Children and adolescents account for one third of new cases in Arkansas.

Health worker in gloves giving covid test to black woman at car

Arkansas could be bracing for another surge of COVID-19 as new cases surpassed 1,000 for the first time since September. The higher number could be a result of people waiting until after the Thanksgiving holiday to be tested, but Health Secretary Dr. José Romero said he expects to see more cases in the coming days and the state needs to be prepared for that. 

“If this continues, we are definitely in another surge,” Romero said during a press conference today. “Whether we will reach that peak that we did on the summer surge is unknown yet.”

Hospitalizations are up nearly 20 percent from this time last week and of the 1,044 new cases reported by the Arkansas Department of Health today, roughly 30 percent occurred in Arkansans 5 to 18 years old. 

“It’s important that parents realize that this virus does affect children, it can have long-term consequences and that vaccines are available and we’re encouraging them to get their children vaccinated,” Romero said.

Nearly 13,000 doses of the vaccine were administered in the last 24 hours and approximately 36 percent were first doses. Almost 51 percent of Arkansans age 5 and older are fully vaccinated.

Last Friday, the World Health Organization classified the new omicron variant of COVID-19 as a “variant of concern.” First reported to WHO from South Africa, the variant has a large number of mutations and preliminary evidence suggests an increased risk of reinfection. Gov. Asa Hutchinson spoke to the White House today about the new variant and said there’s not enough information to make any definitive decisions.

“In the meantime, it is important that we stick with our strategy in Arkansas, which is let’s get as many vaccinated as we can, that is the best protection,” he said.

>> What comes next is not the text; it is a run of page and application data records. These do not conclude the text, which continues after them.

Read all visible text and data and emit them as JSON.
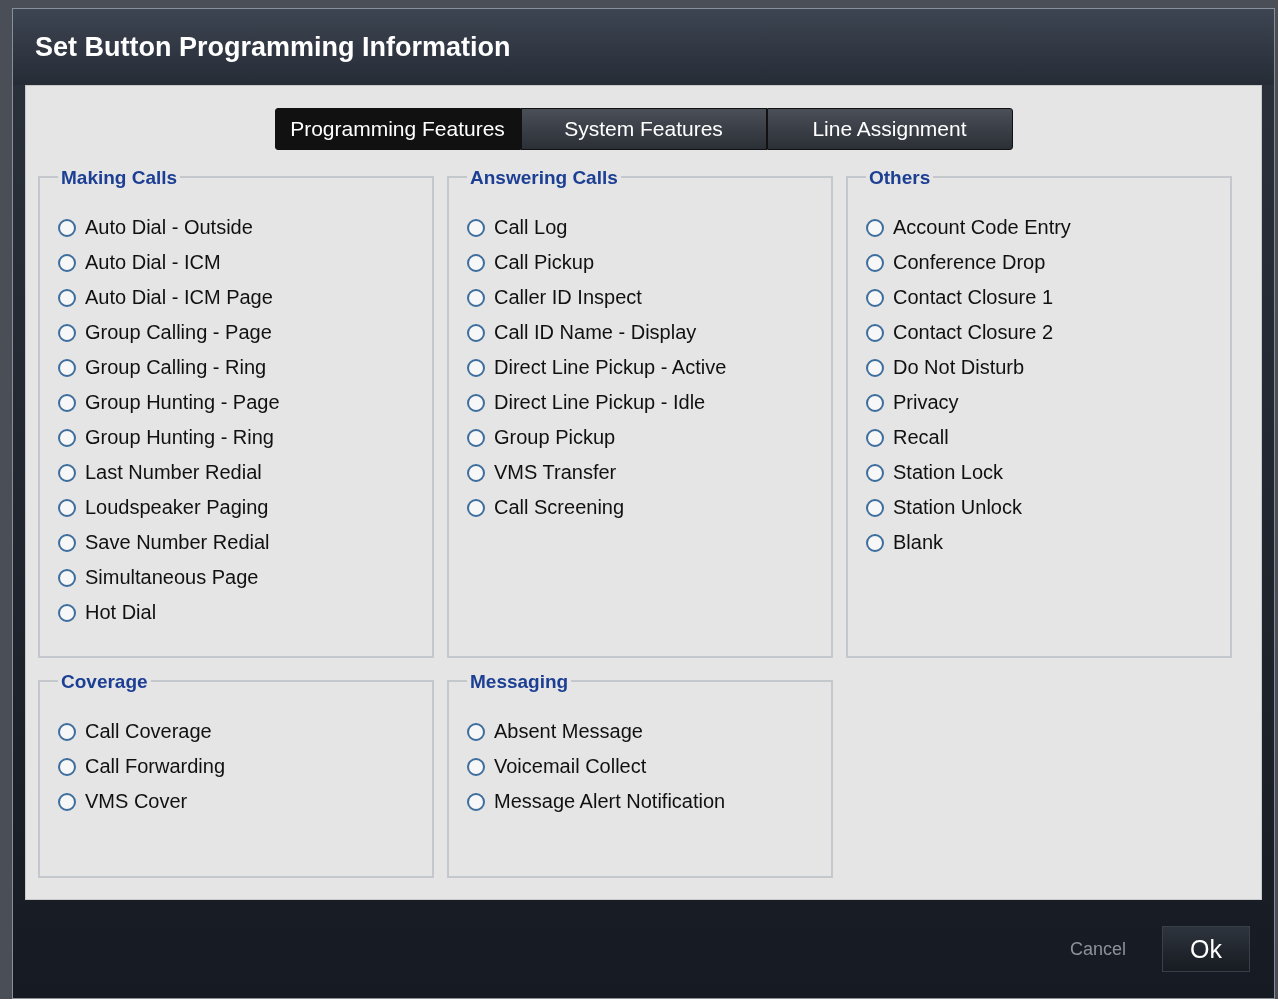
{
  "dialog": {
    "title": "Set Button Programming Information"
  },
  "tabs": [
    {
      "label": "Programming Features",
      "selected": true
    },
    {
      "label": "System Features",
      "selected": false
    },
    {
      "label": "Line Assignment",
      "selected": false
    }
  ],
  "groups": [
    {
      "title": "Making Calls",
      "options": [
        {
          "label": "Auto Dial - Outside",
          "selected": false
        },
        {
          "label": "Auto Dial - ICM",
          "selected": false
        },
        {
          "label": "Auto Dial - ICM Page",
          "selected": false
        },
        {
          "label": "Group Calling - Page",
          "selected": false
        },
        {
          "label": "Group Calling - Ring",
          "selected": false
        },
        {
          "label": "Group Hunting - Page",
          "selected": false
        },
        {
          "label": "Group Hunting - Ring",
          "selected": false
        },
        {
          "label": "Last Number Redial",
          "selected": false
        },
        {
          "label": "Loudspeaker Paging",
          "selected": false
        },
        {
          "label": "Save Number Redial",
          "selected": false
        },
        {
          "label": "Simultaneous Page",
          "selected": false
        },
        {
          "label": "Hot Dial",
          "selected": false
        }
      ]
    },
    {
      "title": "Answering Calls",
      "options": [
        {
          "label": "Call Log",
          "selected": false
        },
        {
          "label": "Call Pickup",
          "selected": false
        },
        {
          "label": "Caller ID Inspect",
          "selected": false
        },
        {
          "label": "Call ID Name - Display",
          "selected": false
        },
        {
          "label": "Direct Line Pickup - Active",
          "selected": false
        },
        {
          "label": "Direct Line Pickup - Idle",
          "selected": false
        },
        {
          "label": "Group Pickup",
          "selected": false
        },
        {
          "label": "VMS Transfer",
          "selected": false
        },
        {
          "label": "Call Screening",
          "selected": false
        }
      ]
    },
    {
      "title": "Others",
      "options": [
        {
          "label": "Account Code Entry",
          "selected": false
        },
        {
          "label": "Conference Drop",
          "selected": false
        },
        {
          "label": "Contact Closure 1",
          "selected": false
        },
        {
          "label": "Contact Closure 2",
          "selected": false
        },
        {
          "label": "Do Not Disturb",
          "selected": false
        },
        {
          "label": "Privacy",
          "selected": false
        },
        {
          "label": "Recall",
          "selected": false
        },
        {
          "label": "Station Lock",
          "selected": false
        },
        {
          "label": "Station Unlock",
          "selected": false
        },
        {
          "label": "Blank",
          "selected": false
        }
      ]
    },
    {
      "title": "Coverage",
      "options": [
        {
          "label": "Call Coverage",
          "selected": false
        },
        {
          "label": "Call Forwarding",
          "selected": false
        },
        {
          "label": "VMS Cover",
          "selected": false
        }
      ]
    },
    {
      "title": "Messaging",
      "options": [
        {
          "label": "Absent Message",
          "selected": false
        },
        {
          "label": "Voicemail Collect",
          "selected": false
        },
        {
          "label": "Message Alert Notification",
          "selected": false
        }
      ]
    }
  ],
  "buttons": {
    "cancel": "Cancel",
    "ok": "Ok"
  }
}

Health officials are surveilling for the omicron variant, but it has not yet been identified in Arkansas. The variant has not been confirmed in the United States, but there have been cases in nearly 20 countries, according to CNN

Dr. Romero is urging Arkansans to get vaccinated against COVID-19 as well as the flu. Because there were so few flu cases last year, Romero said they’re expecting a heavy flu season, which could burden the state’s healthcare system, especially if the state experiences another surge in COVID-19 cases.

“Elderly adults, those individuals tend to go into the hospital during the winter, that will add a burden to this,” Romero said. “And if I can be even more pessimistic, if we happen to have omicron, that will certainly push us over the edge.”

Information about vaccines for COVID-19 and the flu are available on the Arkansas Department of Health’s website

Antoinette Grajeda
Antoinette Grajeda

Antoinette Grajeda is an Arkansas-based journalist. She has covered race, culture, politics, health, education and the arts for NPR affiliates as well as print and digital publications since 2007.